Web continues to vibrate to Stephen Fry’s anti-God belief

Few topics have spurred as much debate among Christian circles online as Stephen Fry’s recent outburst against God on RTÉ’s Meaning of Life with Gay Byrne, in which he says that if he were suddenly confronted by God as a reality, he would hold him to account for the world’s suffering.

Edinburgh-based Dominican Lawrence Lew OP considers at lawrenceop.tumblr.com how, in responding to a Filipino girl asking why innocent children suffer, Pope Francis had recognised the unifying power of compassion aroused by such suffering: “The heart of your question has no reply. Only when we too can cry about the things you said can we come close to answering that question.”

Citing Job as an instance of how the Bible “gives space” for the desire to “rant at God, especially in the face of innocent human suffering”, Fr Lew says that Mr Fry is “right to wonder and cry out and even rant just as the prophet Job did”, but contrasts how Mr Fry cites suffering as an argument against God’s existence with how innocent suffering causes Job to question the point of man’s existence.


Ben Trovato at ccfather.blogspot.com says Fry is engaged in a “Straw God Argument” that “attacks a theology that nobody holds”. Pointing to Mr Fry’s apparent ignorance of how his criticisms have been considered through history, Trovato says “He is a bit like someone arguing against climate change who points out that we have had a very cold winter: he is rather missing the point at issue.”

Trovato thinks this is no accident. Describing Mr Fry’s contribution to a 2009 debate on whether the Catholic Church is a force for good in the world as “a vicious, and inaccurate and intellectually lazy, polemic”, he says: “I think Fry is attacking God as a proxy for attacking Christianity, especially Catholicism. For that is an enemy he does believe in, and which he hates.”

At steadfastreflections.wordpress.com, Anglican Chris Stead insists that “Christianity takes suffering very seriously”, and responds to Mr Fry’s comments about children with serious illnesses by speaking from the experience of caring for his two-year-old daughter who “has a neurological disability so rare and severe that only 10 cases have been reported worldwide”. 

Saying he would be suspicious of anyone who tried to offer “a philosophical answer that exhausts and resolves the heartache [his] family endures”, he nonetheless says that it is right that he should feel “cut to pieces by grief” when he thinks of her.
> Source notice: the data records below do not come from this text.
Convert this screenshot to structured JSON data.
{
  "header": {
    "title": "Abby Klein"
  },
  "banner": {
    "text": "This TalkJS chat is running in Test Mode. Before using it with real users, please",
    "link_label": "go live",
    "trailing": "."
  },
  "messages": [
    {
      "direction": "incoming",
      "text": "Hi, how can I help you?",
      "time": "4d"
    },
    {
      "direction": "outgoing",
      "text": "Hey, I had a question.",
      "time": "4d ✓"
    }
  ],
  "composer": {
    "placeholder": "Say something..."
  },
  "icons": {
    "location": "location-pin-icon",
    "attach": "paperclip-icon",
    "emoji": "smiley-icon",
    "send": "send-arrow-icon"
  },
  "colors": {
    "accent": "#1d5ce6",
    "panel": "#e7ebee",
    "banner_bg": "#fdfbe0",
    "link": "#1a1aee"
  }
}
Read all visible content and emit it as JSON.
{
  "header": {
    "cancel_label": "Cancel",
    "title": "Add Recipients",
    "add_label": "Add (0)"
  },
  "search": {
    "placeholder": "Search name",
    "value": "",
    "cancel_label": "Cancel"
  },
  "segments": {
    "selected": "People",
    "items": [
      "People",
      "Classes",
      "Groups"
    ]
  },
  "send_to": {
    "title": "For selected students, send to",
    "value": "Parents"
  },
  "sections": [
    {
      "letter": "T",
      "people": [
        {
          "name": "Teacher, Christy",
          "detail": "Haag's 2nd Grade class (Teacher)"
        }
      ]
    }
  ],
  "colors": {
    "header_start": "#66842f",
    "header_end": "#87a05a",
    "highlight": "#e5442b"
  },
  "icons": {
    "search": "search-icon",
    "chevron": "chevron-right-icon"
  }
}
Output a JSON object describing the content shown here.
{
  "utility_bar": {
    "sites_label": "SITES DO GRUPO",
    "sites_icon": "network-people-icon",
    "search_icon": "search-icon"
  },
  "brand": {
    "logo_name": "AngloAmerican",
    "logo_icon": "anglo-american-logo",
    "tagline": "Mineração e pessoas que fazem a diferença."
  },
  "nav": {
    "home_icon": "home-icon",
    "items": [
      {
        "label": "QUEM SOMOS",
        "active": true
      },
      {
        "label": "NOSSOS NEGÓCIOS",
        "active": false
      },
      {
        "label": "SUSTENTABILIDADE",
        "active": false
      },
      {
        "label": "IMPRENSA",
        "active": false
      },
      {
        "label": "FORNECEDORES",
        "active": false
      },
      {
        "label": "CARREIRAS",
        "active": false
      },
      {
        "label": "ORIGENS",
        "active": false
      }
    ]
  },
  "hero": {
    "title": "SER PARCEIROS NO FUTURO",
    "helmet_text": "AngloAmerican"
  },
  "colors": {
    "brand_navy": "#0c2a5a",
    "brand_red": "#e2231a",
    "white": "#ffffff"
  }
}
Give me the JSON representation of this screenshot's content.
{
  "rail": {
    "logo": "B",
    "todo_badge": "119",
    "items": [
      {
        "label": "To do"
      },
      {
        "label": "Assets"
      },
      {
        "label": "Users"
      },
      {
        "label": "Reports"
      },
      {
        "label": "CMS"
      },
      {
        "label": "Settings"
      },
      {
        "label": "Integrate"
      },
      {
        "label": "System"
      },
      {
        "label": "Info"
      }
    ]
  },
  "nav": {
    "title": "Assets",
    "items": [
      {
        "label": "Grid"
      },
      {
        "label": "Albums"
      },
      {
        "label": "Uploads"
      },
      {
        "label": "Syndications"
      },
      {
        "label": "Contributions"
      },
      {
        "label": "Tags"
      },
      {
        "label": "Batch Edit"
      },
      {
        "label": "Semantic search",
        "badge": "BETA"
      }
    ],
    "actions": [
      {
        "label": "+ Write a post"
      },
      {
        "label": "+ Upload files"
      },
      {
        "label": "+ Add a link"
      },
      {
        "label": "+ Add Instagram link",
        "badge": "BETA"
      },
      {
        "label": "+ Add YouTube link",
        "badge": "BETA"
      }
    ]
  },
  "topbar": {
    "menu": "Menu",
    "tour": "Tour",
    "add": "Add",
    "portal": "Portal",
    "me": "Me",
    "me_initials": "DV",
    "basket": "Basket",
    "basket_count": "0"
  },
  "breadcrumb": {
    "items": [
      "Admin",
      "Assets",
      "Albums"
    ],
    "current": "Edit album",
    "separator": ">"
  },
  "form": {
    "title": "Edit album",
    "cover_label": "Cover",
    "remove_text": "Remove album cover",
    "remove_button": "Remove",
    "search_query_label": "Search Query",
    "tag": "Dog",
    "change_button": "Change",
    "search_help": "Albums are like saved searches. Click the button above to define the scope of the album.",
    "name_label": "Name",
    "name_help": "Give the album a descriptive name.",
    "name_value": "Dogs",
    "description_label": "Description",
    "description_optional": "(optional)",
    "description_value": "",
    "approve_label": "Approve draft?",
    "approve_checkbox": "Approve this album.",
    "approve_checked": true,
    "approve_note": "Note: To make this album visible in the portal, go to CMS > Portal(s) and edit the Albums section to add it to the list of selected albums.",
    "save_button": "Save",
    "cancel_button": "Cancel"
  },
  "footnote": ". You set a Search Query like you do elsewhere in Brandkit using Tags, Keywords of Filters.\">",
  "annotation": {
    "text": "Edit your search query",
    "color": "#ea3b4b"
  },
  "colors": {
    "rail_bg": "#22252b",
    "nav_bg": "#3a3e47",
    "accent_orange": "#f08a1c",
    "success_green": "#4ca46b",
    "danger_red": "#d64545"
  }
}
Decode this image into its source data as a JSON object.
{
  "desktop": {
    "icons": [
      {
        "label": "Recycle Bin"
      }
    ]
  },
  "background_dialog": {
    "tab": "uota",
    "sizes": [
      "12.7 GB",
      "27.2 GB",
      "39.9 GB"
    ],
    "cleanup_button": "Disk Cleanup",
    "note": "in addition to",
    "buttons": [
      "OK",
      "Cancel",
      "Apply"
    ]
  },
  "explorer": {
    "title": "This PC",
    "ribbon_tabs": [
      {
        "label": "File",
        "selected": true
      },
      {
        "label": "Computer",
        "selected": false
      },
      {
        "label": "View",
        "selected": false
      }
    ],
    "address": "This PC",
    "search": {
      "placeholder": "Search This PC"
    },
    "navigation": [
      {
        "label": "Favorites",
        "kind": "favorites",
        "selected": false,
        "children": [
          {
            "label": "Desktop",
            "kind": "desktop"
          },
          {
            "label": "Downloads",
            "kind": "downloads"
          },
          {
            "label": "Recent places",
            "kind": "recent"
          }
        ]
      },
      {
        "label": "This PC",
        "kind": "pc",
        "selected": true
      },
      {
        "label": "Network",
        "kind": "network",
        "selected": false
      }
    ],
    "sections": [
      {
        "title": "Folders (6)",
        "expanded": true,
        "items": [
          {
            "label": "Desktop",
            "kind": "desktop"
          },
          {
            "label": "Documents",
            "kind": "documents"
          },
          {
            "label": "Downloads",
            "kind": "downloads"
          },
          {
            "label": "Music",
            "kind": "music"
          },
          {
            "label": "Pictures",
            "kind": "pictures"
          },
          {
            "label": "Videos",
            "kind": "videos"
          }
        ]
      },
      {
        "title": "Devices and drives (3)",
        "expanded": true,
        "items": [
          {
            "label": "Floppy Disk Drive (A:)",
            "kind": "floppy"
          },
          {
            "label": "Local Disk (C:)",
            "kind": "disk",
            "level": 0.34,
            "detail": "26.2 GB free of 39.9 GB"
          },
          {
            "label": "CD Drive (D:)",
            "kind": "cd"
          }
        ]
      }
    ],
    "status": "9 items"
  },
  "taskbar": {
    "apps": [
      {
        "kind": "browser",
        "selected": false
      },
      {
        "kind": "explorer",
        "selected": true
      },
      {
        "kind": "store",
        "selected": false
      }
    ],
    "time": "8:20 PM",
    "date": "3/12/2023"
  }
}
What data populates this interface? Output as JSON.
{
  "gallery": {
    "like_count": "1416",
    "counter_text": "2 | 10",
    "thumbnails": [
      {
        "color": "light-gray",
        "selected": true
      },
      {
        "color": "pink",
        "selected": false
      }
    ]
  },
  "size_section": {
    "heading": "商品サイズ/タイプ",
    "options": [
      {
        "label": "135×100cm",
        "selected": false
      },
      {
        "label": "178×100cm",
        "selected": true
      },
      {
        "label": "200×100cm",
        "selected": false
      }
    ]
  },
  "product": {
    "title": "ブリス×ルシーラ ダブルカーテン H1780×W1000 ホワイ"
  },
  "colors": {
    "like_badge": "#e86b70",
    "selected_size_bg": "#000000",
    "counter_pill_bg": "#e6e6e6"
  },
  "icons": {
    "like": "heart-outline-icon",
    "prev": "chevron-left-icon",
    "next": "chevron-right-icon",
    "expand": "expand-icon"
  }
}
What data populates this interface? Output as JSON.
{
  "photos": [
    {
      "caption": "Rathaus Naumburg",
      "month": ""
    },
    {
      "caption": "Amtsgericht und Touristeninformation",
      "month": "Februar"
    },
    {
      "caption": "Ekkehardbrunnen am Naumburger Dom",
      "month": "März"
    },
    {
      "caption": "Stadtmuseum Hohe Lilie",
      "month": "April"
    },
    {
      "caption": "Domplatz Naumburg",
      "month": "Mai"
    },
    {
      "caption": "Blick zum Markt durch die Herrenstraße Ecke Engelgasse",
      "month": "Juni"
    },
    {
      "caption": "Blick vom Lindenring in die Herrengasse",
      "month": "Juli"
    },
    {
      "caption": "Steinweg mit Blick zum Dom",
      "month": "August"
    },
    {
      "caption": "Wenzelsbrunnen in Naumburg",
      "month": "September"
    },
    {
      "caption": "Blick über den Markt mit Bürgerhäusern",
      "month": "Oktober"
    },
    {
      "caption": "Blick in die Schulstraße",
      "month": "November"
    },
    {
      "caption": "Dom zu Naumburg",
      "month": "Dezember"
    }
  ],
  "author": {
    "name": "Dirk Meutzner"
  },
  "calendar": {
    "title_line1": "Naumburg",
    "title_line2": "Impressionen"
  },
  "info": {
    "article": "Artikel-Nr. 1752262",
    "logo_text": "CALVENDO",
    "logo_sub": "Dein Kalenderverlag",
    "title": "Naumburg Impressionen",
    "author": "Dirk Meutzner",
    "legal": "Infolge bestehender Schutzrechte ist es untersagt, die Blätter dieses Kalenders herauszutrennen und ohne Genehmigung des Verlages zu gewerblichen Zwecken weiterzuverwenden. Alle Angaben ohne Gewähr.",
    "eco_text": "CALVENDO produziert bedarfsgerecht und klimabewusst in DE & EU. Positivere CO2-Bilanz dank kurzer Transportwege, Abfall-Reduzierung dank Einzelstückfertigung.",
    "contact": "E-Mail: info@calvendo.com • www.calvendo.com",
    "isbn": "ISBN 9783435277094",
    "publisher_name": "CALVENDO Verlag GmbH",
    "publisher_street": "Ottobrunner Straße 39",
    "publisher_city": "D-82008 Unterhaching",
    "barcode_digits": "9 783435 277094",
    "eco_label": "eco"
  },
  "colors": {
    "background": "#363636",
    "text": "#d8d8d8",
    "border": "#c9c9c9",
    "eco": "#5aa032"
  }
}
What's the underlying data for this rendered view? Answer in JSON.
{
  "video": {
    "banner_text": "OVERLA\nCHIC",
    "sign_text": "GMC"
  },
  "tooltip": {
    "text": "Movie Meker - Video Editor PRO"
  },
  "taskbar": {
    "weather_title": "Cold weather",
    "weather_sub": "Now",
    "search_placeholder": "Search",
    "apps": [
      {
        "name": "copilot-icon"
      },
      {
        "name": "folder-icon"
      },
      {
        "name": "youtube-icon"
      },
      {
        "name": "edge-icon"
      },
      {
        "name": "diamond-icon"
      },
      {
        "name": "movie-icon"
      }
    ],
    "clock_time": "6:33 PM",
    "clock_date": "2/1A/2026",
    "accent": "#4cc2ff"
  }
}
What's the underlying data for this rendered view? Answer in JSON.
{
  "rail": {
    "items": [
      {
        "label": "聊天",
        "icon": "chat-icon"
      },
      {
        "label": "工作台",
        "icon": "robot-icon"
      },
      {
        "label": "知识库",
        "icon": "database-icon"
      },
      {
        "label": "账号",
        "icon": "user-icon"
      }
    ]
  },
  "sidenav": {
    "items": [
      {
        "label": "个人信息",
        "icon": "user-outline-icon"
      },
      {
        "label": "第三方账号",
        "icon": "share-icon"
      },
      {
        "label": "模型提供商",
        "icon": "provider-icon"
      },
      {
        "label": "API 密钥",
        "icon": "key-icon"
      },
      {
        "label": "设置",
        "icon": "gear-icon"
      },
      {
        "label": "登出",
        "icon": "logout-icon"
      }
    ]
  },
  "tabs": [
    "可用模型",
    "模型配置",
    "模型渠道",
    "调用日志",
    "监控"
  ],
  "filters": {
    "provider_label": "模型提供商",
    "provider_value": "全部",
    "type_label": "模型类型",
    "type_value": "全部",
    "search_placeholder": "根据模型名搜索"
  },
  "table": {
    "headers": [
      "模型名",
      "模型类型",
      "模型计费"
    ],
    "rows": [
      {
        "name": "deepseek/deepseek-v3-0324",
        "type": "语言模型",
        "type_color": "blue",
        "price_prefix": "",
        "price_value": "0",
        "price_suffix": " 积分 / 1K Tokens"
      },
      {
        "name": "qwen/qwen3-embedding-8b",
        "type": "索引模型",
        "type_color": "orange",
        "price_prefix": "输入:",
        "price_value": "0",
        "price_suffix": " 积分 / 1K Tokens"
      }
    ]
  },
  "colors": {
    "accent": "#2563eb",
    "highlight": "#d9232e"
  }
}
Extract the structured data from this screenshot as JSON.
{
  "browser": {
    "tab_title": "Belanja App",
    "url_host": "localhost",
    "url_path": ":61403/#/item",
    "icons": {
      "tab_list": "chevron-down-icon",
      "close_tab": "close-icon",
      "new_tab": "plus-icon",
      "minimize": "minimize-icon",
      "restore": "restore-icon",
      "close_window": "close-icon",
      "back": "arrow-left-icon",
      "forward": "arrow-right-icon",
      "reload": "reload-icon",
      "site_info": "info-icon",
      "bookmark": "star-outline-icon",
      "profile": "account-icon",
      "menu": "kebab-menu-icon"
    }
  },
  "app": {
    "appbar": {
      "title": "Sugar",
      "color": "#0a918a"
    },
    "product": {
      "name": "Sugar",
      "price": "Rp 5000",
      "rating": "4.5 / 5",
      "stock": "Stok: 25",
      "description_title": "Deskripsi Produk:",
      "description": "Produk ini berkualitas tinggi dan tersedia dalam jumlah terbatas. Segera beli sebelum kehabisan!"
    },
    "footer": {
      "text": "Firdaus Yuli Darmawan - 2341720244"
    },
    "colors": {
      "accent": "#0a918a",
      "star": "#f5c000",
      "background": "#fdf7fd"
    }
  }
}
Pointing to how the Psalms couple the reality of human suffering with “the firmness of the promise that ultimately, God is doing something I cannot fathom, but that it is good”, Stead asserts that Fry’s “suspicion concerning God’s ability to be all-powerful and all-good is unfounded”, adding: “He should instead be suspicious of his own ability to comprehend the infinite.”

G.K. Chesterton Society of Ireland co-founder Maolsheachlann Ó Ceallaigh writes at irishpapist.blogspot.com that one “all too-predictable” response to the celebrity’s diatribe has come from secularists assuming that it must have been offensive to religious people, with one letter-writer to The Irish Times even asking whether the blasphemy section of the 2009 Defamation Act might be implemented.

Pointing out that the radio show on which he first heard the clip was “flooded with responses”, Ó Ceallaigh observes that though many “robustly” challenged Fry’s comments, “it didn’t seem like anybody was angry or offended”, adding that the supposedly relevant blasphemy law “only ever seems to be invoked by members of Atheist Ireland and by like-minded individuals, with whom it is, indeed, a near-obsession”.